====== DATASET EXTRACT

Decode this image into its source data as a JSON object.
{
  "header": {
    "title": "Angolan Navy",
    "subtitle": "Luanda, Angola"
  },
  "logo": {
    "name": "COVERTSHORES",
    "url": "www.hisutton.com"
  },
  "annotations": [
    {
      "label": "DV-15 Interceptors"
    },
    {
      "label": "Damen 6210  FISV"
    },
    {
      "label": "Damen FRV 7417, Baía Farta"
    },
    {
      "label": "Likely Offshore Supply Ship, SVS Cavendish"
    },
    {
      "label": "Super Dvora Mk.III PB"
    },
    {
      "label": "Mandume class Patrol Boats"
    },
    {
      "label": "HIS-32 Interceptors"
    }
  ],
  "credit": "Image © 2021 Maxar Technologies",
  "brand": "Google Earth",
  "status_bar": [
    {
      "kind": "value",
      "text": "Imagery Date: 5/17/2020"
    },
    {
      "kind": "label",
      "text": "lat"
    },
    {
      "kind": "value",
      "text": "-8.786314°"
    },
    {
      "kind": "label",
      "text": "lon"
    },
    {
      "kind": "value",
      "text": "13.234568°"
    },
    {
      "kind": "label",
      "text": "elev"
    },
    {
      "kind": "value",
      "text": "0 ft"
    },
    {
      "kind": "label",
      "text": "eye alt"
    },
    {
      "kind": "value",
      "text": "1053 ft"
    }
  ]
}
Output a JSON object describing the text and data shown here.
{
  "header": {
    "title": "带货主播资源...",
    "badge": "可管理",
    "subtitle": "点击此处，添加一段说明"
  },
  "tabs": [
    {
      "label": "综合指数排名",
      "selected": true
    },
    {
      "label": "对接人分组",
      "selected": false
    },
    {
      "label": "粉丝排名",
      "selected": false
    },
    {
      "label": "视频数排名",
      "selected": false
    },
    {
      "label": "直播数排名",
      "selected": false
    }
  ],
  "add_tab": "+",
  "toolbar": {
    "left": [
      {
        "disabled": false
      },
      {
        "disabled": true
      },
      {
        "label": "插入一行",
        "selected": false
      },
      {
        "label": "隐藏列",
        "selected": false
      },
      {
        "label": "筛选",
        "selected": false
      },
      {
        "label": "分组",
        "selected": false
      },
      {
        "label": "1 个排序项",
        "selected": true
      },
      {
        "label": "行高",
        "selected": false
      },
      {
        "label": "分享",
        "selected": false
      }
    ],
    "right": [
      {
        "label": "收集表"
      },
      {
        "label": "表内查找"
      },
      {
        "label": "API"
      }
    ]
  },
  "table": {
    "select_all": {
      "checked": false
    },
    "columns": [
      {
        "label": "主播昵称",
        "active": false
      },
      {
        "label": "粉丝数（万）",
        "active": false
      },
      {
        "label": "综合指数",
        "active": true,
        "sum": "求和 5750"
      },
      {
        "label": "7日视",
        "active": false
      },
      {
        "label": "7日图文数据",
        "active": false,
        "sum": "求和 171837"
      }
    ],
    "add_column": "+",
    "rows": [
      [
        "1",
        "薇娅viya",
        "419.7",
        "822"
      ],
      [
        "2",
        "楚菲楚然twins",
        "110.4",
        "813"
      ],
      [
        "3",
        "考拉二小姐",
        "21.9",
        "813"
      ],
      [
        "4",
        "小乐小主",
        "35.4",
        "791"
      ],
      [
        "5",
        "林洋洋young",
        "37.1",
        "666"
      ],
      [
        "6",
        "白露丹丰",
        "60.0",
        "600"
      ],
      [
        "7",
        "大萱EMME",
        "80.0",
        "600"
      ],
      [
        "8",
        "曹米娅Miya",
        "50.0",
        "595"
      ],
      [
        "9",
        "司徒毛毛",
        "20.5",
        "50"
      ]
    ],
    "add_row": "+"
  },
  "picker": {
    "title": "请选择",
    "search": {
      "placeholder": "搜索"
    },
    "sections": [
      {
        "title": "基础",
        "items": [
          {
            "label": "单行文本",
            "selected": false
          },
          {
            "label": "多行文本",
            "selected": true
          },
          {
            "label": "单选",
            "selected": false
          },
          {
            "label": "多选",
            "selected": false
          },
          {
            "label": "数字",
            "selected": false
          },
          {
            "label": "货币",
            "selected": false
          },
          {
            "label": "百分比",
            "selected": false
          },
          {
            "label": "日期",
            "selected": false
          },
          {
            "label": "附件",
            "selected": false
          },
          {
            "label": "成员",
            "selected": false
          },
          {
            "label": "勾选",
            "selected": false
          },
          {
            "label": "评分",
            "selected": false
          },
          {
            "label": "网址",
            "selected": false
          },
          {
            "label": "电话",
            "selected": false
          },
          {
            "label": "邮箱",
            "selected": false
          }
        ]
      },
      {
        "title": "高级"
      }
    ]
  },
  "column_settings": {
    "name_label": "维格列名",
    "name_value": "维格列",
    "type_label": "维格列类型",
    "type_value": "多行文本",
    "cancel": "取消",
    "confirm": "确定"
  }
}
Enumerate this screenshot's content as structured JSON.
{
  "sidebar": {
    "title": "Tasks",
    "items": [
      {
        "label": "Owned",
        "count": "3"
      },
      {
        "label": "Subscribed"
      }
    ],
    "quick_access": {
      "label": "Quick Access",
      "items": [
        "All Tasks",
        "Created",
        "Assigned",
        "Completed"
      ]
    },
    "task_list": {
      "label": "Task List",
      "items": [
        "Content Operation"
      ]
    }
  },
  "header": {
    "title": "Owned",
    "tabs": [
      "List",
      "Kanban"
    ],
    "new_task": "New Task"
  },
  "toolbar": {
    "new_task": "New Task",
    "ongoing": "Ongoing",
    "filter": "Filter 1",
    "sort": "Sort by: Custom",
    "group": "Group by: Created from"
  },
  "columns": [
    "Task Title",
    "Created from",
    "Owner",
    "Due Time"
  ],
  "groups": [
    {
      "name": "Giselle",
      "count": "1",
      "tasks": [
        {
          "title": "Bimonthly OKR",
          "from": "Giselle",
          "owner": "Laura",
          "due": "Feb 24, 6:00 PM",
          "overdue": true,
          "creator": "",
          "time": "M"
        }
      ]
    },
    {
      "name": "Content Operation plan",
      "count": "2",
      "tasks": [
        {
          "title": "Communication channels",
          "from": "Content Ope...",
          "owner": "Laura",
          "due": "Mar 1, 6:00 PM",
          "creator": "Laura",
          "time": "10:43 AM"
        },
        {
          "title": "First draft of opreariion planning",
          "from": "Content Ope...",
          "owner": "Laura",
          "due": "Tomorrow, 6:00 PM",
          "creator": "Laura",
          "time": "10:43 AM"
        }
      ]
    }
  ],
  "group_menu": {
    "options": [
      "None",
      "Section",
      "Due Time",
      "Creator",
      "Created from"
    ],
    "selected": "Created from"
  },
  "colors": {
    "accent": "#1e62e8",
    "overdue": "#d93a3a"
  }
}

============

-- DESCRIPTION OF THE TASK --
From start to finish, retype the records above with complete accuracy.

-- EXERCISE RESPONSE --
Decode this image into its source data as a JSON object.
{
  "header": {
    "title": "Angolan Navy",
    "subtitle": "Luanda, Angola"
  },
  "logo": {
    "name": "COVERTSHORES",
    "url": "www.hisutton.com"
  },
  "annotations": [
    {
      "label": "DV-15 Interceptors"
    },
    {
      "label": "Damen 6210  FISV"
    },
    {
      "label": "Damen FRV 7417, Baía Farta"
    },
    {
      "label": "Likely Offshore Supply Ship, SVS Cavendish"
    },
    {
      "label": "Super Dvora Mk.III PB"
    },
    {
      "label": "Mandume class Patrol Boats"
    },
    {
      "label": "HIS-32 Interceptors"
    }
  ],
  "credit": "Image © 2021 Maxar Technologies",
  "brand": "Google Earth",
  "status_bar": [
    {
      "kind": "value",
      "text": "Imagery Date: 5/17/2020"
    },
    {
      "kind": "label",
      "text": "lat"
    },
    {
      "kind": "value",
      "text": "-8.786314°"
    },
    {
      "kind": "label",
      "text": "lon"
    },
    {
      "kind": "value",
      "text": "13.234568°"
    },
    {
      "kind": "label",
      "text": "elev"
    },
    {
      "kind": "value",
      "text": "0 ft"
    },
    {
      "kind": "label",
      "text": "eye alt"
    },
    {
      "kind": "value",
      "text": "1053 ft"
    }
  ]
}
Output a JSON object describing the text and data shown here.
{
  "header": {
    "title": "带货主播资源...",
    "badge": "可管理",
    "subtitle": "点击此处，添加一段说明"
  },
  "tabs": [
    {
      "label": "综合指数排名",
      "selected": true
    },
    {
      "label": "对接人分组",
      "selected": false
    },
    {
      "label": "粉丝排名",
      "selected": false
    },
    {
      "label": "视频数排名",
      "selected": false
    },
    {
      "label": "直播数排名",
      "selected": false
    }
  ],
  "add_tab": "+",
  "toolbar": {
    "left": [
      {
        "disabled": false
      },
      {
        "disabled": true
      },
      {
        "label": "插入一行",
        "selected": false
      },
      {
        "label": "隐藏列",
        "selected": false
      },
      {
        "label": "筛选",
        "selected": false
      },
      {
        "label": "分组",
        "selected": false
      },
      {
        "label": "1 个排序项",
        "selected": true
      },
      {
        "label": "行高",
        "selected": false
      },
      {
        "label": "分享",
        "selected": false
      }
    ],
    "right": [
      {
        "label": "收集表"
      },
      {
        "label": "表内查找"
      },
      {
        "label": "API"
      }
    ]
  },
  "table": {
    "select_all": {
      "checked": false
    },
    "columns": [
      {
        "label": "主播昵称",
        "active": false
      },
      {
        "label": "粉丝数（万）",
        "active": false
      },
      {
        "label": "综合指数",
        "active": true,
        "sum": "求和 5750"
      },
      {
        "label": "7日视",
        "active": false
      },
      {
        "label": "7日图文数据",
        "active": false,
        "sum": "求和 171837"
      }
    ],
    "add_column": "+",
    "rows": [
      [
        "1",
        "薇娅viya",
        "419.7",
        "822"
      ],
      [
        "2",
        "楚菲楚然twins",
        "110.4",
        "813"
      ],
      [
        "3",
        "考拉二小姐",
        "21.9",
        "813"
      ],
      [
        "4",
        "小乐小主",
        "35.4",
        "791"
      ],
      [
        "5",
        "林洋洋young",
        "37.1",
        "666"
      ],
      [
        "6",
        "白露丹丰",
        "60.0",
        "600"
      ],
      [
        "7",
        "大萱EMME",
        "80.0",
        "600"
      ],
      [
        "8",
        "曹米娅Miya",
        "50.0",
        "595"
      ],
      [
        "9",
        "司徒毛毛",
        "20.5",
        "50"
      ]
    ],
    "add_row": "+"
  },
  "picker": {
    "title": "请选择",
    "search": {
      "placeholder": "搜索"
    },
    "sections": [
      {
        "title": "基础",
        "items": [
          {
            "label": "单行文本",
            "selected": false
          },
          {
            "label": "多行文本",
            "selected": true
          },
          {
            "label": "单选",
            "selected": false
          },
          {
            "label": "多选",
            "selected": false
          },
          {
            "label": "数字",
            "selected": false
          },
          {
            "label": "货币",
            "selected": false
          },
          {
            "label": "百分比",
            "selected": false
          },
          {
            "label": "日期",
            "selected": false
          },
          {
            "label": "附件",
            "selected": false
          },
          {
            "label": "成员",
            "selected": false
          },
          {
            "label": "勾选",
            "selected": false
          },
          {
            "label": "评分",
            "selected": false
          },
          {
            "label": "网址",
            "selected": false
          },
          {
            "label": "电话",
            "selected": false
          },
          {
            "label": "邮箱",
            "selected": false
          }
        ]
      },
      {
        "title": "高级"
      }
    ]
  },
  "column_settings": {
    "name_label": "维格列名",
    "name_value": "维格列",
    "type_label": "维格列类型",
    "type_value": "多行文本",
    "cancel": "取消",
    "confirm": "确定"
  }
}
Enumerate this screenshot's content as structured JSON.
{
  "sidebar": {
    "title": "Tasks",
    "items": [
      {
        "label": "Owned",
        "count": "3"
      },
      {
        "label": "Subscribed"
      }
    ],
    "quick_access": {
      "label": "Quick Access",
      "items": [
        "All Tasks",
        "Created",
        "Assigned",
        "Completed"
      ]
    },
    "task_list": {
      "label": "Task List",
      "items": [
        "Content Operation"
      ]
    }
  },
  "header": {
    "title": "Owned",
    "tabs": [
      "List",
      "Kanban"
    ],
    "new_task": "New Task"
  },
  "toolbar": {
    "new_task": "New Task",
    "ongoing": "Ongoing",
    "filter": "Filter 1",
    "sort": "Sort by: Custom",
    "group": "Group by: Created from"
  },
  "columns": [
    "Task Title",
    "Created from",
    "Owner",
    "Due Time"
  ],
  "groups": [
    {
      "name": "Giselle",
      "count": "1",
      "tasks": [
        {
          "title": "Bimonthly OKR",
          "from": "Giselle",
          "owner": "Laura",
          "due": "Feb 24, 6:00 PM",
          "overdue": true,
          "creator": "",
          "time": "M"
        }
      ]
    },
    {
      "name": "Content Operation plan",
      "count": "2",
      "tasks": [
        {
          "title": "Communication channels",
          "from": "Content Ope...",
          "owner": "Laura",
          "due": "Mar 1, 6:00 PM",
          "creator": "Laura",
          "time": "10:43 AM"
        },
        {
          "title": "First draft of opreariion planning",
          "from": "Content Ope...",
          "owner": "Laura",
          "due": "Tomorrow, 6:00 PM",
          "creator": "Laura",
          "time": "10:43 AM"
        }
      ]
    }
  ],
  "group_menu": {
    "options": [
      "None",
      "Section",
      "Due Time",
      "Creator",
      "Created from"
    ],
    "selected": "Created from"
  },
  "colors": {
    "accent": "#1e62e8",
    "overdue": "#d93a3a"
  }
}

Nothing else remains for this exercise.